(Exercise prompt):
This task calls for copying every line of the records that includes the word "Welcome".

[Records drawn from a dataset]
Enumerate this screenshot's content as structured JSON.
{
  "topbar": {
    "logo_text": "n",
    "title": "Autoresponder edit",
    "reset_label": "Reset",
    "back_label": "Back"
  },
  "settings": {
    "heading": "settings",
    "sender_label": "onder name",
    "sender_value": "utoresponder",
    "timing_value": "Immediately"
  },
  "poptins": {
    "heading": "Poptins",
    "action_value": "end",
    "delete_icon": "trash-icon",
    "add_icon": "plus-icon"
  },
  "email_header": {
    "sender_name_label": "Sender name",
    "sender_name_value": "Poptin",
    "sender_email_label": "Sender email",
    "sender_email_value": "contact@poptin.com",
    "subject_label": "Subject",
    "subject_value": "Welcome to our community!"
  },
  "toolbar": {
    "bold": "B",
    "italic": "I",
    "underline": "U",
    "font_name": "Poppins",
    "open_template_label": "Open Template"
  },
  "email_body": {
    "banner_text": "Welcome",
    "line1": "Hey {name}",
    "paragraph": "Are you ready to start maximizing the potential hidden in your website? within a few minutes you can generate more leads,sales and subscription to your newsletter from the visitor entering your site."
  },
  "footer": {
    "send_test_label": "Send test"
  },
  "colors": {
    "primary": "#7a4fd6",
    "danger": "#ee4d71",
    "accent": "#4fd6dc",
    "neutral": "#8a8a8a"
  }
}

(Result for this exercise):
    "subject_value": "Welcome to our community!"
    "banner_text": "Welcome",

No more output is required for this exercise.